On the other hand, Aristotle’s own theistic arguments cannot stand for a moment in the face of modern science. We know by the law of inertia that it is not the continuance, but the arrest or the beginning of motion which requires to be accounted for. We know by the Copernican system that there is no solid sidereal sphere governing the revolutions of all Nature. And we know by the Newtonian physics that354 gravitation is not dependent on fixed points in space for its operation. The Philosophy of the Philosopher Aristotle is as inconsistent with the demonstrations of modern astronomy as it is with the faith of mediaeval Catholicism.To Socrates himself the strongest reason for believing in the identity of conviction and practice was, perhaps, that he had made it a living reality. With him to know the right137 and to do it were the same. In this sense we have already said that his life was the first verification of his philosophy. And just as the results of his ethical teaching can only be ideally separated from their application to his conduct, so also these results themselves cannot be kept apart from the method by which they were reached; nor is the process by which he reached them for himself distinguishable from the process by which he communicated them to his friends.
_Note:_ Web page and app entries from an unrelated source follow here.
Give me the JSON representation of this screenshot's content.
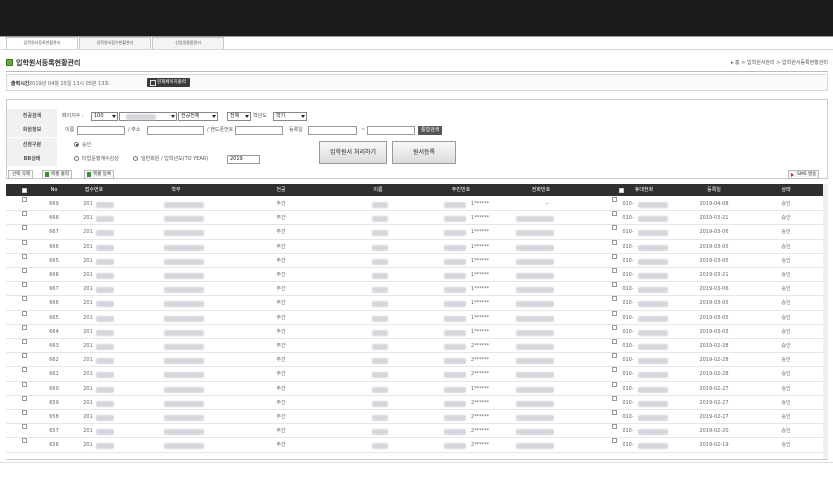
{
  "tabs": [
    "입학원서등록현황관리",
    "입학원서접수현황관리",
    "신입생결품관리"
  ],
  "page": {
    "title": "입학원서등록현황관리",
    "breadcrumb": "▸ 홈 > 입학원서관리 > 입학원서등록현황관리",
    "time_label": "출력시간",
    "time_value": "2019년 04월 25일 13시 05분 13초",
    "print_button": "현재페이지출력"
  },
  "search": {
    "row1_label": "전공검색",
    "page_count_label": "페이지수 :",
    "page_count_value": "100",
    "major_select": "전공전체",
    "type_select": "전체",
    "grade_label": "학년도",
    "semester_select": "학기",
    "row2_label": "회원정보",
    "name_label": "이름",
    "slash1": "/ 주소",
    "slash2": "/ 핸드폰번호",
    "date_label": "등록일",
    "dash": "~",
    "search_button": "통합검색",
    "row3_label": "선정구분",
    "row3_radio": "승인",
    "row4_label": "BB상태",
    "row4_radio1": "타업운행계수감성",
    "row4_radio2": "일반회원 / 입학년도(TO YEAR)",
    "year_value": "2019",
    "process_button": "입학원서 처리하기",
    "register_button": "원서등록"
  },
  "toolbar": {
    "delete_btn": "선택 삭제",
    "excel_out": "엑셀 출력",
    "excel_in": "엑셀 등록",
    "sms_btn": "SMS 발송"
  },
  "grid": {
    "headers": {
      "no": "No",
      "receipt": "접수번호",
      "dept": "학부",
      "major": "전공",
      "name": "이름",
      "resident": "주민번호",
      "phone": "전화번호",
      "mobile": "휴대전화",
      "regdate": "등록일",
      "status": "상태"
    },
    "rows": [
      {
        "no": "669",
        "rec": "201",
        "major": "주간",
        "res": "1******",
        "phone": "--",
        "mob": "010-",
        "date": "2019-04-08",
        "st": "승인"
      },
      {
        "no": "668",
        "rec": "201",
        "major": "주간",
        "res": "1******",
        "phone": "",
        "mob": "010-",
        "date": "2019-03-21",
        "st": "승인"
      },
      {
        "no": "667",
        "rec": "201",
        "major": "주간",
        "res": "1******",
        "phone": "",
        "mob": "010-",
        "date": "2019-03-06",
        "st": "승인"
      },
      {
        "no": "666",
        "rec": "201",
        "major": "주간",
        "res": "1******",
        "phone": "",
        "mob": "010-",
        "date": "2019-03-05",
        "st": "승인"
      },
      {
        "no": "665",
        "rec": "201",
        "major": "주간",
        "res": "1******",
        "phone": "",
        "mob": "010-",
        "date": "2019-03-05",
        "st": "승인"
      },
      {
        "no": "668",
        "rec": "201",
        "major": "주간",
        "res": "1******",
        "phone": "",
        "mob": "010-",
        "date": "2019-03-21",
        "st": "승인"
      },
      {
        "no": "667",
        "rec": "201",
        "major": "주간",
        "res": "1******",
        "phone": "",
        "mob": "010-",
        "date": "2019-03-06",
        "st": "승인"
      },
      {
        "no": "666",
        "rec": "201",
        "major": "주간",
        "res": "1******",
        "phone": "",
        "mob": "010-",
        "date": "2019-03-05",
        "st": "승인"
      },
      {
        "no": "665",
        "rec": "201",
        "major": "주간",
        "res": "1******",
        "phone": "",
        "mob": "010-",
        "date": "2019-03-05",
        "st": "승인"
      },
      {
        "no": "664",
        "rec": "201",
        "major": "주간",
        "res": "1******",
        "phone": "",
        "mob": "010-",
        "date": "2019-03-03",
        "st": "승인"
      },
      {
        "no": "663",
        "rec": "201",
        "major": "주간",
        "res": "2******",
        "phone": "",
        "mob": "010-",
        "date": "2019-02-28",
        "st": "승인"
      },
      {
        "no": "662",
        "rec": "201",
        "major": "주간",
        "res": "2******",
        "phone": "",
        "mob": "010-",
        "date": "2019-02-28",
        "st": "승인"
      },
      {
        "no": "661",
        "rec": "201",
        "major": "주간",
        "res": "2******",
        "phone": "",
        "mob": "010-",
        "date": "2019-02-28",
        "st": "승인"
      },
      {
        "no": "660",
        "rec": "201",
        "major": "주간",
        "res": "1******",
        "phone": "",
        "mob": "010-",
        "date": "2019-02-27",
        "st": "승인"
      },
      {
        "no": "659",
        "rec": "201",
        "major": "주간",
        "res": "2******",
        "phone": "",
        "mob": "010-",
        "date": "2019-02-27",
        "st": "승인"
      },
      {
        "no": "658",
        "rec": "201",
        "major": "주간",
        "res": "2******",
        "phone": "",
        "mob": "010-",
        "date": "2019-02-27",
        "st": "승인"
      },
      {
        "no": "657",
        "rec": "201",
        "major": "주간",
        "res": "2******",
        "phone": "",
        "mob": "010-",
        "date": "2019-02-20",
        "st": "승인"
      },
      {
        "no": "656",
        "rec": "201",
        "major": "주간",
        "res": "2******",
        "phone": "",
        "mob": "010-",
        "date": "2019-02-19",
        "st": "승인"
      }
    ]
  }
}
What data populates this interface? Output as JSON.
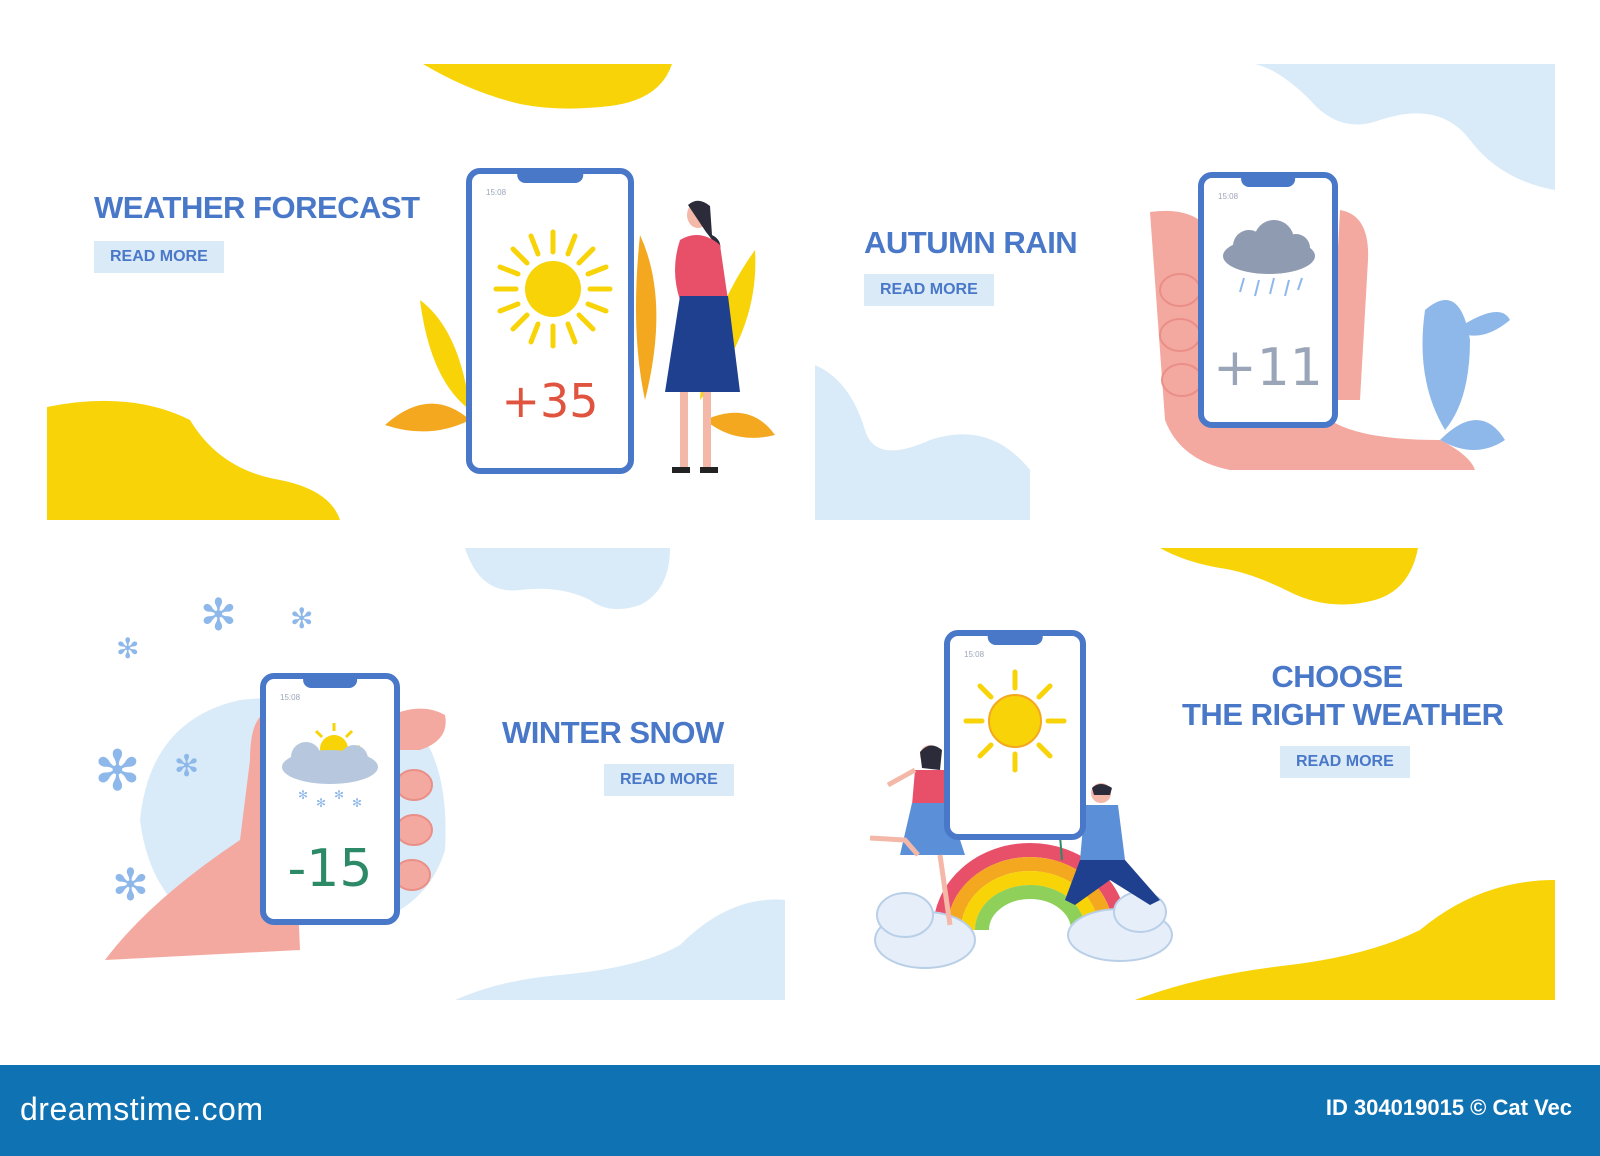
{
  "panels": [
    {
      "id": "weather-forecast",
      "title": "WEATHER FORECAST",
      "button_label": "READ MORE",
      "phone_time": "15:08",
      "temperature": "+35",
      "weather": "sun-icon"
    },
    {
      "id": "autumn-rain",
      "title": "AUTUMN RAIN",
      "button_label": "READ MORE",
      "phone_time": "15:08",
      "temperature": "+11",
      "weather": "rain-cloud-icon"
    },
    {
      "id": "winter-snow",
      "title": "WINTER SNOW",
      "button_label": "READ MORE",
      "phone_time": "15:08",
      "temperature": "-15",
      "weather": "snow-cloud-icon"
    },
    {
      "id": "choose-weather",
      "title_line1": "CHOOSE",
      "title_line2": "THE RIGHT WEATHER",
      "button_label": "READ MORE",
      "phone_time": "15:08",
      "weather": "sun-icon"
    }
  ],
  "footer": {
    "brand": "dreamstime.com",
    "image_id": "ID 304019015 © Cat Vec"
  },
  "colors": {
    "accent_blue": "#4a78c9",
    "button_bg": "#dbeaf7",
    "yellow": "#f7d308",
    "pale_blue": "#d9ebf8",
    "footer_bg": "#0f73b3",
    "temp_hot": "#e0533f",
    "temp_mild": "#9aa6b8",
    "temp_cold": "#2c8a66"
  }
}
In touching on this point, we touch on that which is greatest and most distinctively original in the Socratic system, or rather in the Socratic impulse to systematisation of every kind. What it was will be made clearer by reverting to the central conception of mind. With Protagoras mind meant an ever-changing stream of feeling; with Gorgias it was a principle of hopeless isolation, the interchange of thoughts between one consciousness and another, by means of signs, being an illusion. Socrates, on the contrary, attributed to it a steadfast control over passion, and a unifying function in society through its essentially synthetic activity, its need of co-operation and responsive assurance. He saw that the reason which overcomes animal desire tends to draw men together just as sensuality tends to drive them into hostile collision. If he recommended temperance on account of the increased egoistic pleasure which it secures, he recommended it also as making the individual a more efficient instrument for serving the community. If he inculcated obedience to the established laws, it was no doubt partly on grounds of enlightened self-interest, but also because union and harmony among citizens were thereby secured. And if he insisted on the necessity of forming definite conceptions, it was with the same twofold reference to personal and public advantage. Along with the diffusive, social character of mind he recognised its essential spontaneity. In a commonwealth where all citizens were free and equal, there must also be freedom and equality of reason. Having worked out a theory of life for himself, he138 desired that all other men should, so far as possible, pass through the same bracing discipline. Here we have the secret of his famous erotetic method. He did not, like the Sophists, give continuous lectures, nor profess, like some of them, to answer every question that might be put to him. On the contrary, he put a series of questions to all who came in his way, generally in the form of an alternative, one side of which seemed self-evidently true and the other self-evidently false, arranged so as to lead the respondent, step by step, to the conclusion which it was desired that he should accept. Socrates did not invent this method. It had long been practised in the Athenian law-courts as a means for extracting from the opposite party admissions which could not be otherwise obtained, whence it had passed into the tragic drama, and into the discussion of philosophical problems. Nowhere else was the analytical power of Greek thought so brilliantly displayed; for before a contested proposition could be subjected to this mode of treatment, it had to be carefully discriminated from confusing adjuncts, considered under all the various meanings which it might possibly be made to bear, subdivided, if it was complex, into two or more distinct assertions, and linked by a minute chain of demonstration to the admission by which its validity was established or overthrown.